▸ EXERCISE DETAILS:
Below are records; count the lines that hold the string "icon" and give only the count.

▸ ENTRIES SHOWN:
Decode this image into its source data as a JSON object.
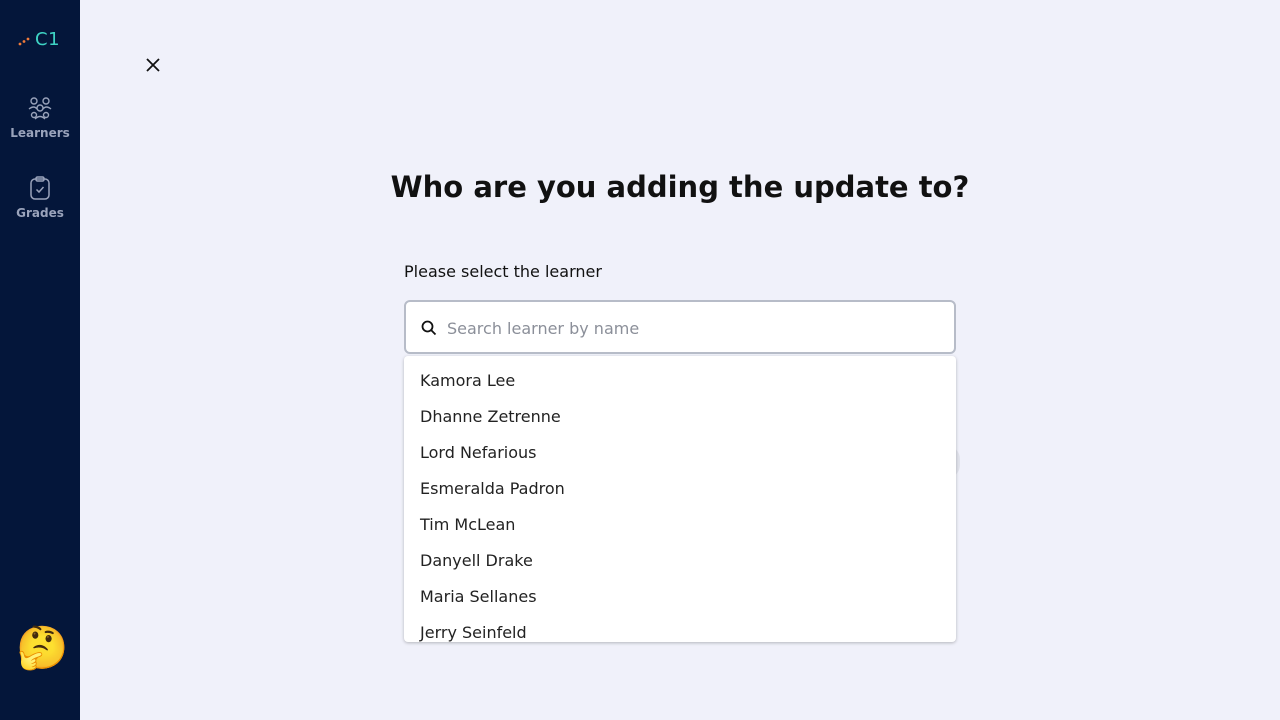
{
  "sidebar": {
    "logo_text": "C1",
    "nav": [
      {
        "label": "Learners",
        "icon": "users-group-icon"
      },
      {
        "label": "Grades",
        "icon": "clipboard-check-icon"
      }
    ],
    "avatar_emoji": "🤔"
  },
  "modal": {
    "close_icon": "close-icon",
    "title": "Who are you adding the update to?",
    "field_label": "Please select the learner",
    "search": {
      "placeholder": "Search learner by name",
      "value": ""
    },
    "options": [
      "Kamora Lee",
      "Dhanne Zetrenne",
      "Lord Nefarious",
      "Esmeralda Padron",
      "Tim McLean",
      "Danyell Drake",
      "Maria Sellanes",
      "Jerry Seinfeld"
    ]
  },
  "colors": {
    "sidebar_bg": "#04163a",
    "page_bg": "#f0f1fa",
    "logo_accent": "#3ed3c4",
    "logo_dots": "#f07a3a"
  }
}
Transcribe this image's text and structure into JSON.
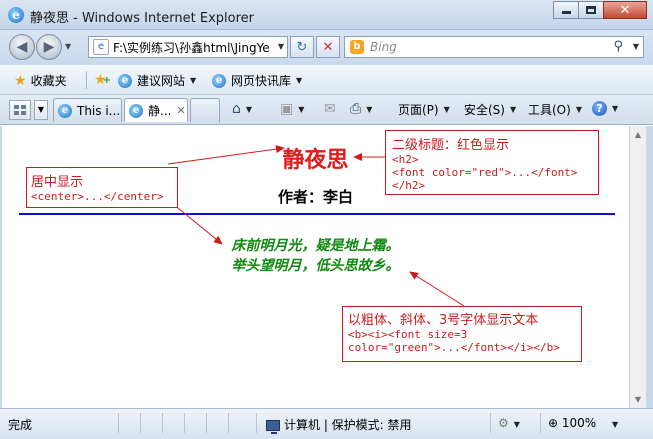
{
  "window": {
    "title": "静夜思 - Windows Internet Explorer",
    "app_icon": "ie-icon"
  },
  "toolbar": {
    "address": "F:\\实例练习\\孙鑫html\\JingYe",
    "search_placeholder": "Bing"
  },
  "favorites": {
    "label": "收藏夹",
    "items": [
      {
        "label": "建议网站"
      },
      {
        "label": "网页快讯库"
      }
    ]
  },
  "tabs": [
    {
      "label": "This i...",
      "active": false
    },
    {
      "label": "静...",
      "active": true
    }
  ],
  "commands": {
    "page": "页面(P)",
    "safety": "安全(S)",
    "tools": "工具(O)"
  },
  "page": {
    "title": "静夜思",
    "author": "作者：李白",
    "poem_lines": [
      "床前明月光，疑是地上霜。",
      "举头望明月，低头思故乡。"
    ],
    "title_color": "#e11a1a",
    "poem_color": "#0f8a0f",
    "rule_color": "#1010c8"
  },
  "annotations": {
    "heading_note": {
      "heading": "二级标题：红色显示",
      "code": [
        "<h2>",
        "<font color=\"red\">...</font>",
        "</h2>"
      ]
    },
    "center_note": {
      "heading": "居中显示",
      "code": [
        "<center>...</center>"
      ]
    },
    "text_note": {
      "heading": "以粗体、斜体、3号字体显示文本",
      "code": [
        "<b><i><font size=3",
        "color=\"green\">...</font></i></b>"
      ]
    }
  },
  "status": {
    "text": "完成",
    "zone": "计算机 | 保护模式: 禁用",
    "zoom": "100%"
  }
}
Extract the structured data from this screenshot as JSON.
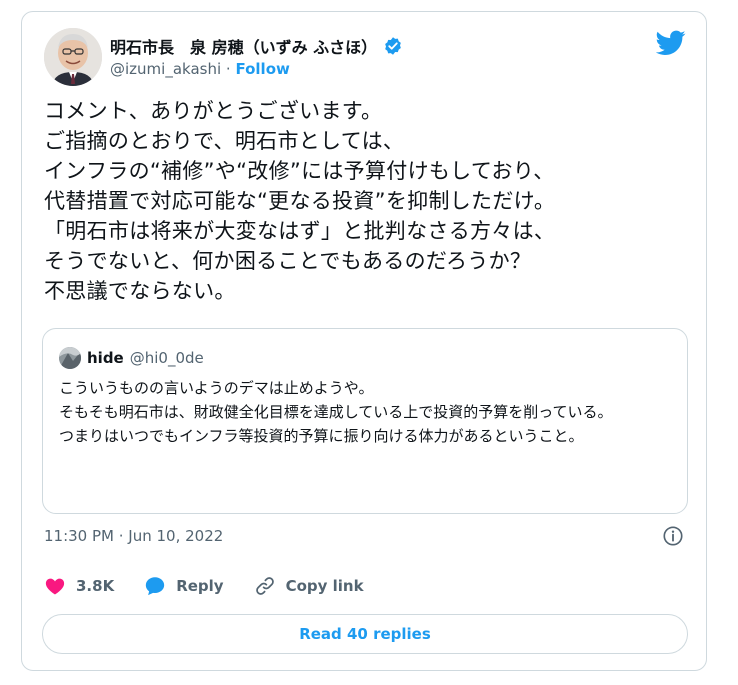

▸ RESPONSE AREA:
4